(Dataset rows for apps and sites)
__________
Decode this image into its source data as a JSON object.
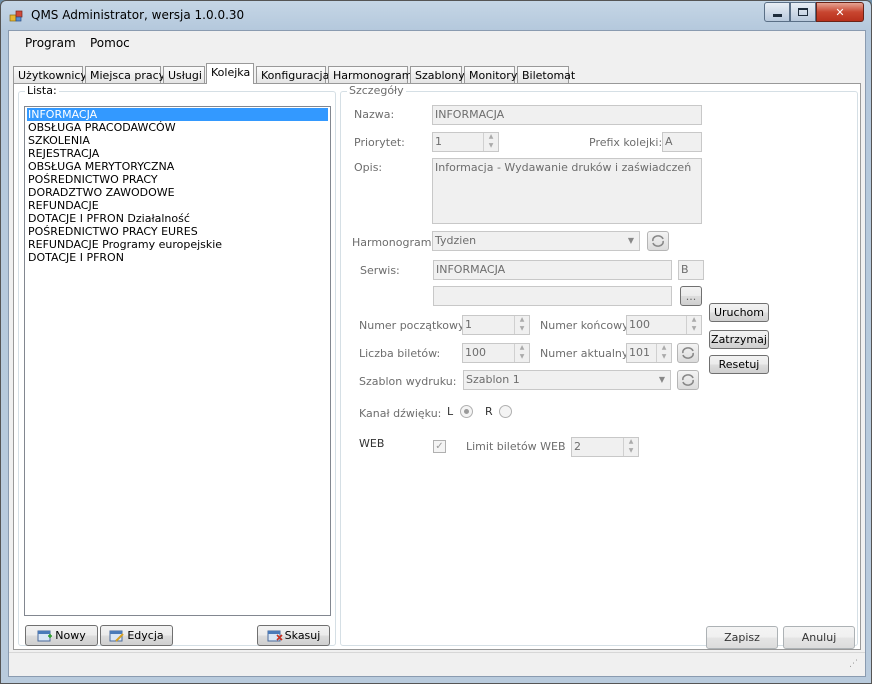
{
  "window": {
    "title": "QMS Administrator, wersja 1.0.0.30"
  },
  "menu": {
    "program": "Program",
    "pomoc": "Pomoc"
  },
  "tabs": [
    {
      "label": "Użytkownicy"
    },
    {
      "label": "Miejsca pracy"
    },
    {
      "label": "Usługi"
    },
    {
      "label": "Kolejka"
    },
    {
      "label": "Konfiguracja"
    },
    {
      "label": "Harmonogramy"
    },
    {
      "label": "Szablony"
    },
    {
      "label": "Monitory"
    },
    {
      "label": "Biletomat"
    }
  ],
  "lista": {
    "title": "Lista:",
    "items": [
      "INFORMACJA",
      "OBSŁUGA PRACODAWCÓW",
      "SZKOLENIA",
      "REJESTRACJA",
      "OBSŁUGA MERYTORYCZNA",
      "POŚREDNICTWO PRACY",
      "DORADZTWO ZAWODOWE",
      "REFUNDACJE",
      "DOTACJE I PFRON Działalność",
      "POŚREDNICTWO PRACY EURES",
      "REFUNDACJE  Programy europejskie",
      "DOTACJE I PFRON"
    ],
    "selected_index": 0,
    "nowy_label": "Nowy",
    "edycja_label": "Edycja",
    "skasuj_label": "Skasuj"
  },
  "szczegoly": {
    "title": "Szczegóły",
    "nazwa_label": "Nazwa:",
    "nazwa_value": "INFORMACJA",
    "priorytet_label": "Priorytet:",
    "priorytet_value": "1",
    "prefix_label": "Prefix kolejki:",
    "prefix_value": "A",
    "opis_label": "Opis:",
    "opis_value": "Informacja - Wydawanie druków i zaświadczeń",
    "harmonogram_label": "Harmonogram:",
    "harmonogram_value": "Tydzien",
    "serwis_label": "Serwis:",
    "serwis_value": "INFORMACJA",
    "serwis_code": "B",
    "serwis2_value": "",
    "browse_label": "...",
    "uruchom_label": "Uruchom",
    "zatrzymaj_label": "Zatrzymaj",
    "resetuj_label": "Resetuj",
    "numer_poczatkowy_label": "Numer początkowy:",
    "numer_poczatkowy_value": "1",
    "numer_koncowy_label": "Numer końcowy:",
    "numer_koncowy_value": "100",
    "liczba_biletow_label": "Liczba biletów:",
    "liczba_biletow_value": "100",
    "numer_aktualny_label": "Numer aktualny:",
    "numer_aktualny_value": "101",
    "szablon_label": "Szablon wydruku:",
    "szablon_value": "Szablon 1",
    "kanal_label": "Kanał dźwięku:",
    "kanal_l": "L",
    "kanal_r": "R",
    "web_label": "WEB",
    "limit_label": "Limit biletów WEB",
    "limit_value": "2",
    "zapisz_label": "Zapisz",
    "anuluj_label": "Anuluj"
  },
  "colors": {
    "selection": "#3399ff",
    "close_button": "#c84630"
  }
}
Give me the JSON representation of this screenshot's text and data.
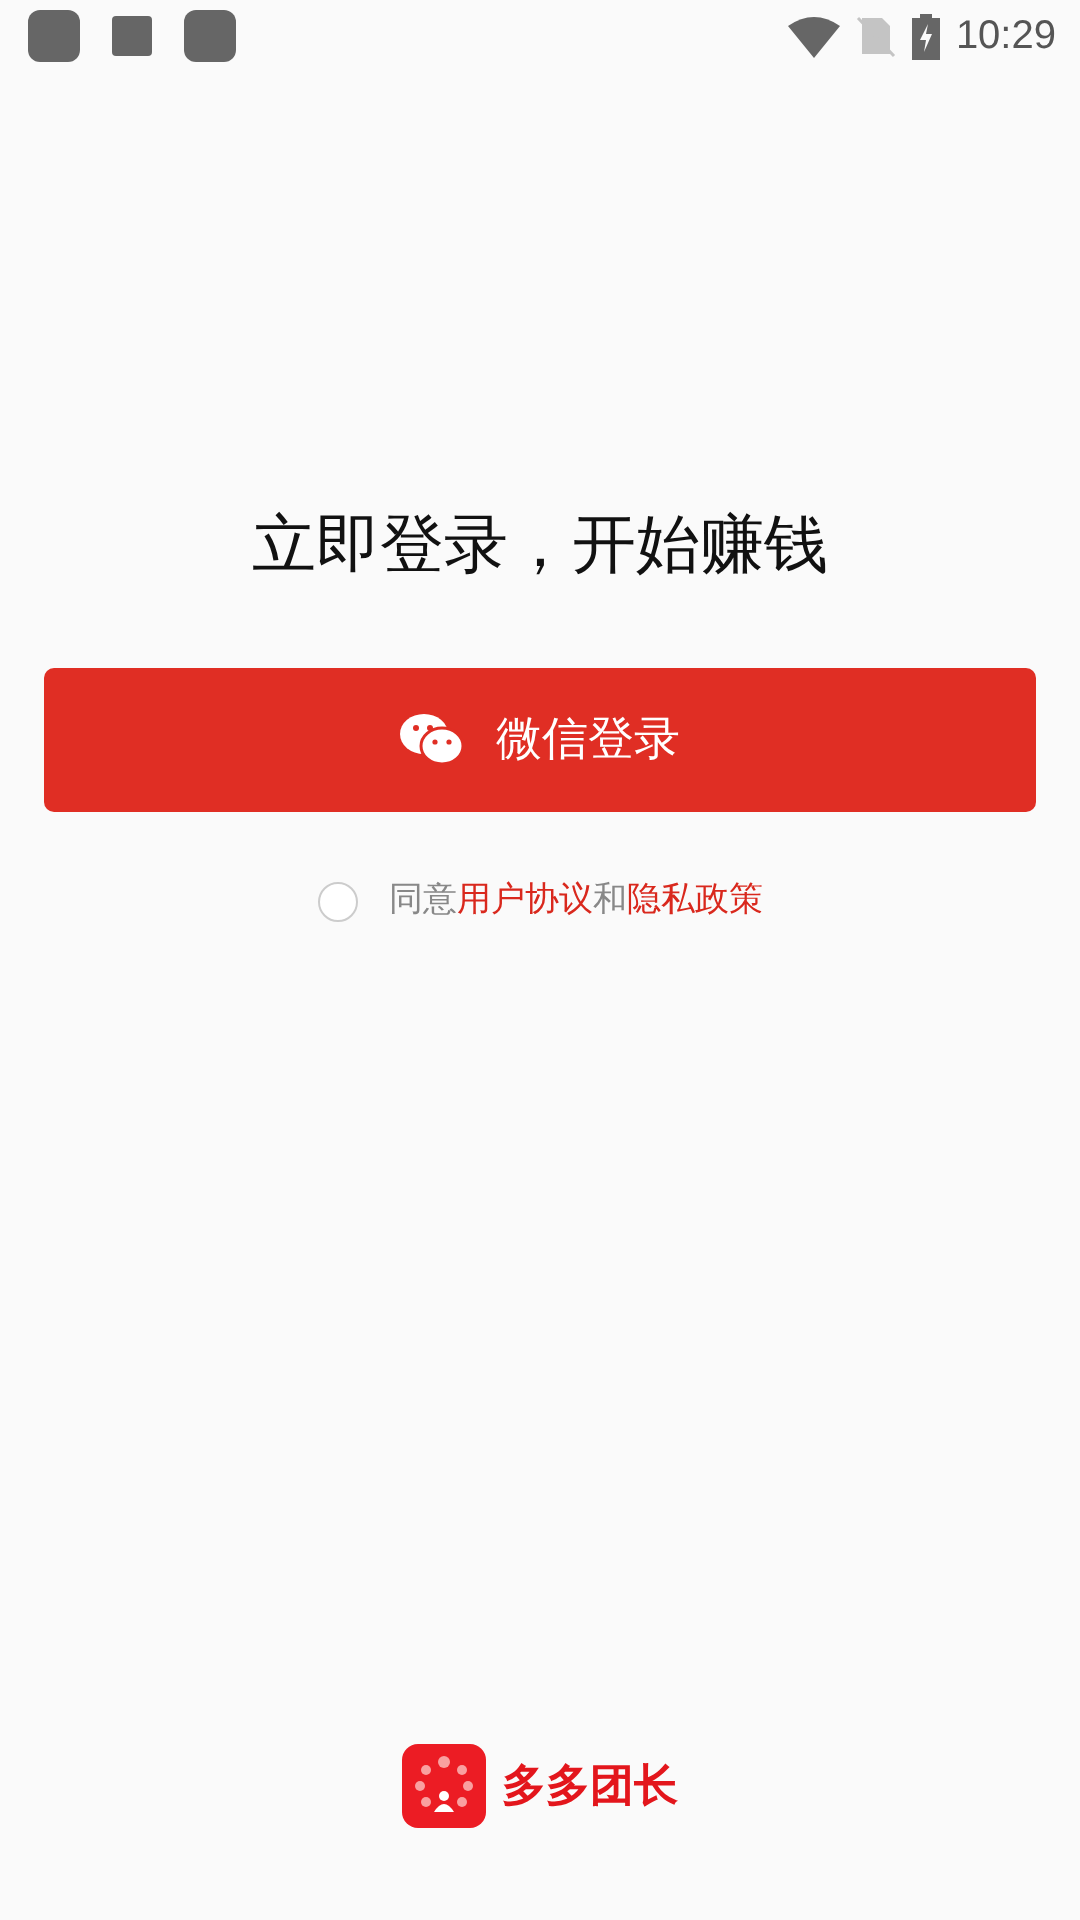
{
  "status_bar": {
    "time": "10:29"
  },
  "title": "立即登录，开始赚钱",
  "login_button": {
    "label": "微信登录"
  },
  "agreement": {
    "checked": false,
    "parts": [
      {
        "kind": "plain",
        "text": "同意"
      },
      {
        "kind": "link",
        "text": "用户协议"
      },
      {
        "kind": "plain",
        "text": "和"
      },
      {
        "kind": "link",
        "text": "隐私政策"
      }
    ]
  },
  "brand": {
    "name": "多多团长"
  }
}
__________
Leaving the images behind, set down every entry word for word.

Decode this image into its source data as a JSON object.
{
  "window": {
    "title": "QMS Administrator, wersja 1.0.0.30"
  },
  "menu": {
    "program": "Program",
    "pomoc": "Pomoc"
  },
  "tabs": [
    {
      "label": "Użytkownicy"
    },
    {
      "label": "Miejsca pracy"
    },
    {
      "label": "Usługi"
    },
    {
      "label": "Kolejka"
    },
    {
      "label": "Konfiguracja"
    },
    {
      "label": "Harmonogramy"
    },
    {
      "label": "Szablony"
    },
    {
      "label": "Monitory"
    },
    {
      "label": "Biletomat"
    }
  ],
  "lista": {
    "title": "Lista:",
    "items": [
      "INFORMACJA",
      "OBSŁUGA PRACODAWCÓW",
      "SZKOLENIA",
      "REJESTRACJA",
      "OBSŁUGA MERYTORYCZNA",
      "POŚREDNICTWO PRACY",
      "DORADZTWO ZAWODOWE",
      "REFUNDACJE",
      "DOTACJE I PFRON Działalność",
      "POŚREDNICTWO PRACY EURES",
      "REFUNDACJE  Programy europejskie",
      "DOTACJE I PFRON"
    ],
    "selected_index": 0,
    "nowy_label": "Nowy",
    "edycja_label": "Edycja",
    "skasuj_label": "Skasuj"
  },
  "szczegoly": {
    "title": "Szczegóły",
    "nazwa_label": "Nazwa:",
    "nazwa_value": "INFORMACJA",
    "priorytet_label": "Priorytet:",
    "priorytet_value": "1",
    "prefix_label": "Prefix kolejki:",
    "prefix_value": "A",
    "opis_label": "Opis:",
    "opis_value": "Informacja - Wydawanie druków i zaświadczeń",
    "harmonogram_label": "Harmonogram:",
    "harmonogram_value": "Tydzien",
    "serwis_label": "Serwis:",
    "serwis_value": "INFORMACJA",
    "serwis_code": "B",
    "serwis2_value": "",
    "browse_label": "...",
    "uruchom_label": "Uruchom",
    "zatrzymaj_label": "Zatrzymaj",
    "resetuj_label": "Resetuj",
    "numer_poczatkowy_label": "Numer początkowy:",
    "numer_poczatkowy_value": "1",
    "numer_koncowy_label": "Numer końcowy:",
    "numer_koncowy_value": "100",
    "liczba_biletow_label": "Liczba biletów:",
    "liczba_biletow_value": "100",
    "numer_aktualny_label": "Numer aktualny:",
    "numer_aktualny_value": "101",
    "szablon_label": "Szablon wydruku:",
    "szablon_value": "Szablon 1",
    "kanal_label": "Kanał dźwięku:",
    "kanal_l": "L",
    "kanal_r": "R",
    "web_label": "WEB",
    "limit_label": "Limit biletów WEB",
    "limit_value": "2",
    "zapisz_label": "Zapisz",
    "anuluj_label": "Anuluj"
  },
  "colors": {
    "selection": "#3399ff",
    "close_button": "#c84630"
  }
}
Give me the JSON representation of this screenshot's text and data.
{
  "status_bar": {
    "time": "10:29"
  },
  "title": "立即登录，开始赚钱",
  "login_button": {
    "label": "微信登录"
  },
  "agreement": {
    "checked": false,
    "parts": [
      {
        "kind": "plain",
        "text": "同意"
      },
      {
        "kind": "link",
        "text": "用户协议"
      },
      {
        "kind": "plain",
        "text": "和"
      },
      {
        "kind": "link",
        "text": "隐私政策"
      }
    ]
  },
  "brand": {
    "name": "多多团长"
  }
}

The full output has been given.